What have been your key inspirations for your design and concepts?

At first I was lost when I approached interiors, but I think that design works with your intuition; ability to curate, and create statement environments.

Having an architectural background my intuition wants me to work with the space first and use raw materials with textures, rather than just graphics and prints. After we’ve built the ‘base’ layer, we look at adding softer textures to the space to make it feel warm and inviting. The biggest criticism architects receive from their work is that it’s too cold and not liveable. 

Describe your ideal space and interiors that have really impressed you.

I’ll always be more inspired and attracted to architectural interiors over interior design and decoration. Some examples include; John Pawson, David Chipperfield, Joseph Dirand, and Vincent Van Duysen. I like filling interiors with interesting objects – old African stools, light objects by Michael Anastassiades, a statement sofa, and so forth. One of my essentials is amazing artwork, my personal favourite is Adam Ball. 

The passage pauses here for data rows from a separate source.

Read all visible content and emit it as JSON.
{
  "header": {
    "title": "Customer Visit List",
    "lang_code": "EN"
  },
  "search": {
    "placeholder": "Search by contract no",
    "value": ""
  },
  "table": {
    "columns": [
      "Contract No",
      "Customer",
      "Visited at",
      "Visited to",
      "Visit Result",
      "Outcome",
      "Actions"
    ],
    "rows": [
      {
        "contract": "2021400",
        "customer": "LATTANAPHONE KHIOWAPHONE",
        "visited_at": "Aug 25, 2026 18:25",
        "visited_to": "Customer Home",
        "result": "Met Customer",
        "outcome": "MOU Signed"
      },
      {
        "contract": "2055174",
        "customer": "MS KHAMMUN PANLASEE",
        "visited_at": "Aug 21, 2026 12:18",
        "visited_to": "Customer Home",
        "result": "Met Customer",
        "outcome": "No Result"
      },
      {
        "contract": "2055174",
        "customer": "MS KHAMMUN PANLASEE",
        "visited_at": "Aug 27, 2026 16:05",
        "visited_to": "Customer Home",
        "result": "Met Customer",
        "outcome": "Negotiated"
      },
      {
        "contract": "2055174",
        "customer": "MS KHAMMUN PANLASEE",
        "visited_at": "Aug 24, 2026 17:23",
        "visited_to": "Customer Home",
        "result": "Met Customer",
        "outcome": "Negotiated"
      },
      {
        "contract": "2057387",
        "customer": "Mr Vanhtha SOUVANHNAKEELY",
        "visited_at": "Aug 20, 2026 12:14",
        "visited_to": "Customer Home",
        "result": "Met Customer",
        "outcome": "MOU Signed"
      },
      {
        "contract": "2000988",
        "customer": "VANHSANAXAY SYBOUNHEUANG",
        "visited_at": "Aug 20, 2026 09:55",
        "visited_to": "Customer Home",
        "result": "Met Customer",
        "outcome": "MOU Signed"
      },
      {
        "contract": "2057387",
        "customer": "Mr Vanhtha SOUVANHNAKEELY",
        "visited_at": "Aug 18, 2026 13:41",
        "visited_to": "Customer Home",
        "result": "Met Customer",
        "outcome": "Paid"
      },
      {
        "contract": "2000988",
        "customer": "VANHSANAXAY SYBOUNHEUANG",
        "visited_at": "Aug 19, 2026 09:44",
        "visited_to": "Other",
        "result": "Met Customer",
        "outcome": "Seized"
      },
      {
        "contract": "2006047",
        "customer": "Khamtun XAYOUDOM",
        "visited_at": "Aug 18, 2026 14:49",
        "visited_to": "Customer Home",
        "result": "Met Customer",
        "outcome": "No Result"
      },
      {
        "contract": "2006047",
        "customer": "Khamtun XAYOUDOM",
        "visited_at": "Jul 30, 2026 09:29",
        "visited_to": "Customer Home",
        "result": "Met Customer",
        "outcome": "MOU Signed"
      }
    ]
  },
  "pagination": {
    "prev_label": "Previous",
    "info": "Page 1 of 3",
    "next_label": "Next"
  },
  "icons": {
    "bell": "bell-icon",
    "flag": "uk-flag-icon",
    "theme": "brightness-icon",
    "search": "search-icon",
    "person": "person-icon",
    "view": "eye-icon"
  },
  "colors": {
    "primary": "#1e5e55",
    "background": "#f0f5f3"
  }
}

Are there enough opportunities for emerging designers to showcase their designs and enter this competitive industry?

Absolutely, that’s like asking if there are any more songs to be written. Design will always be repeated, reinterpreted and reinstated – it’s all about the approach and personal flair. I always say; if I knew how many people were competing in this industry I would have never joined it! But at end of day, passion and willingness drives me.

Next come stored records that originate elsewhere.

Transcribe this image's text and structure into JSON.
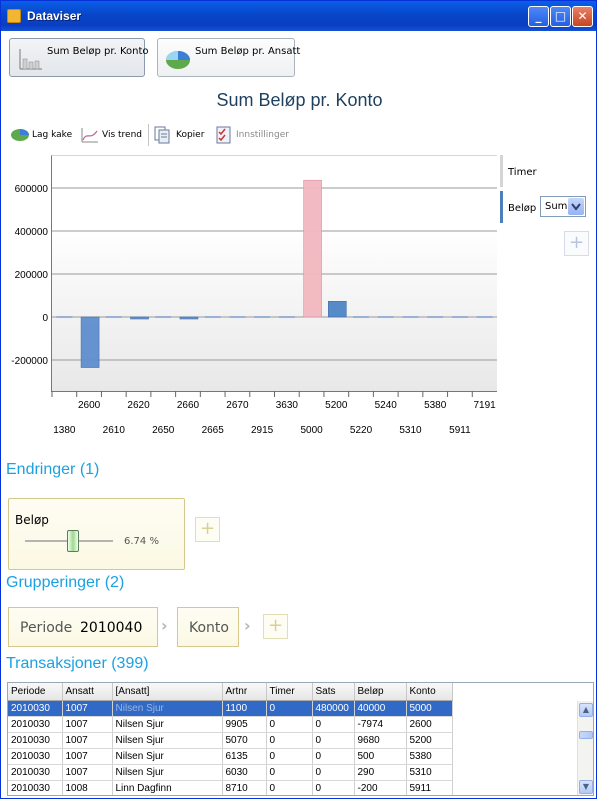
{
  "window": {
    "title": "Dataviser",
    "min": "_",
    "max": "□",
    "close": "✕"
  },
  "view_buttons": [
    {
      "label": "Sum Beløp pr. Konto",
      "icon": "bar-chart-icon",
      "selected": true
    },
    {
      "label": "Sum Beløp pr. Ansatt",
      "icon": "pie-chart-icon",
      "selected": false
    }
  ],
  "chart_title": "Sum Beløp pr. Konto",
  "toolbar": {
    "pie": "Lag kake",
    "trend": "Vis trend",
    "copy": "Kopier",
    "settings": "Innstillinger"
  },
  "legend": {
    "timer": "Timer",
    "belop": "Beløp",
    "aggregate": "Sum",
    "add": "+"
  },
  "chart_data": {
    "type": "bar",
    "categories": [
      "1380",
      "2600",
      "2610",
      "2620",
      "2650",
      "2660",
      "2665",
      "2670",
      "2915",
      "3630",
      "5000",
      "5200",
      "5220",
      "5240",
      "5310",
      "5380",
      "5911",
      "7191"
    ],
    "series": [
      {
        "name": "Beløp",
        "values": [
          0,
          -235000,
          0,
          -5000,
          0,
          -7974,
          0,
          0,
          0,
          0,
          636000,
          73000,
          0,
          0,
          0,
          0,
          0,
          0
        ]
      },
      {
        "name": "Timer",
        "values": [
          0,
          0,
          0,
          0,
          0,
          0,
          0,
          0,
          0,
          0,
          0,
          0,
          0,
          0,
          0,
          0,
          0,
          0
        ]
      }
    ],
    "yticks": [
      600000,
      400000,
      200000,
      0,
      -200000
    ],
    "ylim": [
      -340000,
      750000
    ],
    "xlabels_top": [
      "2600",
      "2620",
      "2660",
      "2670",
      "3630",
      "5200",
      "5240",
      "5380",
      "7191"
    ],
    "xlabels_bottom": [
      "1380",
      "2610",
      "2650",
      "2665",
      "2915",
      "5000",
      "5220",
      "5310",
      "5911"
    ],
    "colors": {
      "negative": "#5f8fcf",
      "highlight": "#f2b8c0",
      "positive": "#4f86c6"
    }
  },
  "sections": {
    "changes": "Endringer (1)",
    "groupings": "Grupperinger (2)",
    "transactions": "Transaksjoner (399)"
  },
  "filter": {
    "name": "Beløp",
    "value": "6.74 %",
    "level": 0.48
  },
  "groupings": {
    "periode_key": "Periode",
    "periode_value": "2010040",
    "konto": "Konto",
    "add": "+"
  },
  "table": {
    "columns": [
      "Periode",
      "Ansatt",
      "[Ansatt]",
      "Artnr",
      "Timer",
      "Sats",
      "Beløp",
      "Konto"
    ],
    "rows": [
      [
        "2010030",
        "1007",
        "Nilsen Sjur",
        "1100",
        "0",
        "480000",
        "40000",
        "5000"
      ],
      [
        "2010030",
        "1007",
        "Nilsen Sjur",
        "9905",
        "0",
        "0",
        "-7974",
        "2600"
      ],
      [
        "2010030",
        "1007",
        "Nilsen Sjur",
        "5070",
        "0",
        "0",
        "9680",
        "5200"
      ],
      [
        "2010030",
        "1007",
        "Nilsen Sjur",
        "6135",
        "0",
        "0",
        "500",
        "5380"
      ],
      [
        "2010030",
        "1007",
        "Nilsen Sjur",
        "6030",
        "0",
        "0",
        "290",
        "5310"
      ],
      [
        "2010030",
        "1008",
        "Linn Dagfinn",
        "8710",
        "0",
        "0",
        "-200",
        "5911"
      ]
    ]
  }
}
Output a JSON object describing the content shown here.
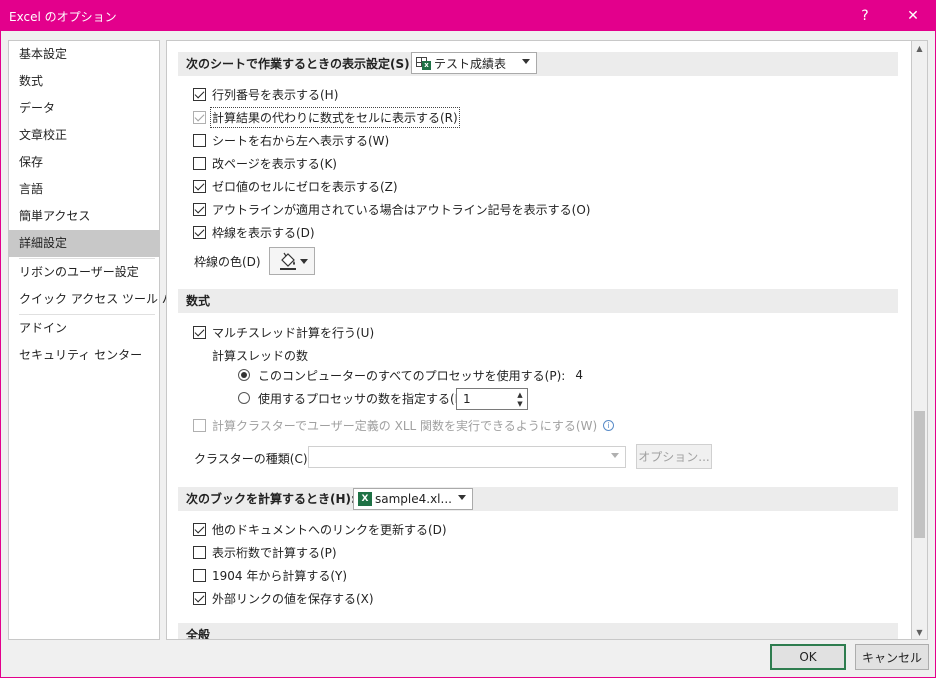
{
  "window": {
    "title": "Excel のオプション",
    "help": "?",
    "close": "✕"
  },
  "nav": {
    "items": [
      {
        "label": "基本設定"
      },
      {
        "label": "数式"
      },
      {
        "label": "データ"
      },
      {
        "label": "文章校正"
      },
      {
        "label": "保存"
      },
      {
        "label": "言語"
      },
      {
        "label": "簡単アクセス"
      },
      {
        "label": "詳細設定"
      },
      {
        "label": "リボンのユーザー設定"
      },
      {
        "label": "クイック アクセス ツール バー"
      },
      {
        "label": "アドイン"
      },
      {
        "label": "セキュリティ センター"
      }
    ],
    "selected": "詳細設定"
  },
  "sheet_section": {
    "heading": "次のシートで作業するときの表示設定(S):",
    "sheet_dropdown": "テスト成績表",
    "options": [
      {
        "label": "行列番号を表示する(H)",
        "checked": true
      },
      {
        "label": "計算結果の代わりに数式をセルに表示する(R)",
        "checked": true
      },
      {
        "label": "シートを右から左へ表示する(W)",
        "checked": false
      },
      {
        "label": "改ページを表示する(K)",
        "checked": false
      },
      {
        "label": "ゼロ値のセルにゼロを表示する(Z)",
        "checked": true
      },
      {
        "label": "アウトラインが適用されている場合はアウトライン記号を表示する(O)",
        "checked": true
      },
      {
        "label": "枠線を表示する(D)",
        "checked": true
      }
    ],
    "gridline_color_label": "枠線の色(D)"
  },
  "formula_section": {
    "heading": "数式",
    "multithread": {
      "label": "マルチスレッド計算を行う(U)",
      "checked": true
    },
    "thread_count_label": "計算スレッドの数",
    "radio_all": {
      "label": "このコンピューターのすべてのプロセッサを使用する(P):",
      "value": "4"
    },
    "radio_manual": {
      "label": "使用するプロセッサの数を指定する(M):",
      "value": "1"
    },
    "cluster_option": {
      "label": "計算クラスターでユーザー定義の XLL 関数を実行できるようにする(W)",
      "checked": false
    },
    "cluster_type_label": "クラスターの種類(C):",
    "cluster_type_value": "",
    "options_button": "オプション..."
  },
  "workbook_section": {
    "heading": "次のブックを計算するとき(H):",
    "workbook_dropdown": "sample4.xl...",
    "options": [
      {
        "label": "他のドキュメントへのリンクを更新する(D)",
        "checked": true
      },
      {
        "label": "表示桁数で計算する(P)",
        "checked": false
      },
      {
        "label": "1904 年から計算する(Y)",
        "checked": false
      },
      {
        "label": "外部リンクの値を保存する(X)",
        "checked": true
      }
    ]
  },
  "general_section": {
    "heading": "全般"
  },
  "buttons": {
    "ok": "OK",
    "cancel": "キャンセル"
  },
  "colors": {
    "titlebar": "#e3008c",
    "excel_green": "#1e7145"
  }
}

What has been your most memorable success to date?

I think the perception of success changes, when I started the practice three years ago, winning our first RIBA competition felt like the entire world to us. These days we have prolific clients like Four Seasons or Art Basel and it’s now hard to say if that is a success or just another day in the office. Regardless of the task at hand, every day I am thankful for being here and being able to create things that people are interested in. For me the true definition of success is to be happy. 

On a personal note, how would you describe your style?

Bold, edgy, monochromatic, simple and modern.

Do you have any advice for designers entering this industry?

Everyone says stick to your guns, I know that sounds cliché, but it’s true.  There were urban concepts (integrating interior design) I was preaching two years ago, to my clients who didn’t bite and now they are jumping at it.

An example of this is a large mixed-use scheme where I wanted to design a buzzy lobby lounge that was like a cafe, internet, soft seating and meeting area instead of a dead lifeless residential lobby like all the other developments. My point being, it sometimes takes the industry a while to recognise and appreciate your vision. Trends are there to be set, not followed.

I found inspiration for the idea of a buzzy lounge following my days in New York City. Making sure to travel, explore and ask questions, are the three biggest components when it comes to inspiration.

Do you recommend any key resources for aspiring interior designers?

I don’t read them. I used to work for Herzog that would constantly reference themselves or artists and I never really got that until now. What I mean is concept is best when born out of something abstract rather than copied. 

In your opinion is design an art or a science?

Both. Especially architecture, as it’s very technical, beauty that has the ability to kill someone if not executed properly. It’s the highest emitter of carbon dioxide and it’s one of the pillars of basic human need. At the same time, it is one of the seven wonders of the world – an amazing part of culture and humanity.

We’d like to thank Dara for sharing her passion and inspiration on pursuing a career in the creative industry.